Here at FEMA, we continually emphasize the importance of including and meeting the needs of the whole community. A principle foundation in emergency management is to continually take into account, understand, and support the needs of the entire community in the work that we do. It’s important for all of us to plan for the true, diverse makeup of our communities, and every day we make strides closer to achieving this goal.
With that in mind, we wanted to share the following story from the North Jersey/Bergen County Record, which captures how FEMA, through our disability integration specialists out in the field, work with all of our partners to ensure that we are fully including Americans with access and functional needs in all of our disaster planning, response and recovery efforts. Last week, Marcie Roth, Director of the Office of Disability Integration and Coordination, spoke about this work at a panel with other state and local emergency management partners:
"This is a priority. This is something we talk about on a regular basis," said Ridgewood Councilman Paul Aronsohn, who helped organize the event. "What we hope to do today is to really start a community-wide conversation, an opportunity to share lessons learned, things that work and don't work."
The community as a whole needs to come together to make sure everyone stays safe during a disaster, according to FEMA Regional Disability Integration Specialist James Flemming. Everyone has a stake in safety during times of emergency, and they need to work together to make the community as a whole better prepared, Flemming said.
"You know better than I what happened here when Hurricane Irene hit," he said. "That is not the time for people to hold onto their turf. That is not the time for people to say, 'Well that is not my job.’”
“FEMA, as well as other branches of government, are already reaching out to entire communities when making their preparations, according to Marcie Roth, director of FEMA's Office of Disability Integration and Coordination (OCDI). Modifying a plan then hanging it for people with disabilities will not adequately take into account everyone's needs, which can lead to dangerous situations in an emergency, including the death of residents who do not have the means for proper evacuation."
If we wait and plan for people with disabilities after we write the basic plan, we fail," Roth said, quoting FEMA administrator Craig Fugate. "It's time that children, people with disabilities, or any other segment of our communities who are traditionally underserved be more fully and consistently integrated into planning and preparedness on every level of government."

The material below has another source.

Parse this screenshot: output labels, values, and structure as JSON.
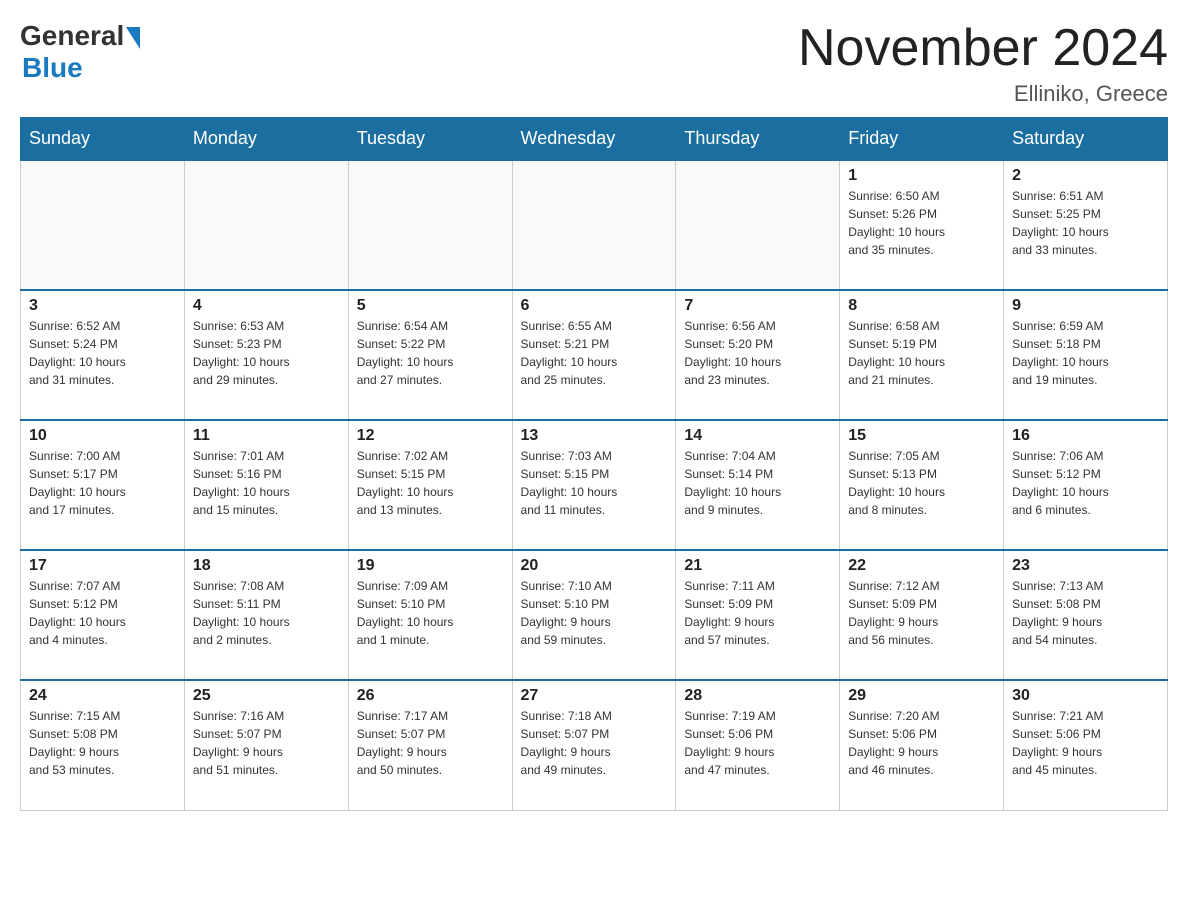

You can check out the full article here and encourage you to share it with others in your community. And if you have a good idea or approach for how we can be more inclusive, let us know. Leave a comment below or submit your idea to the FEMA Think Tank.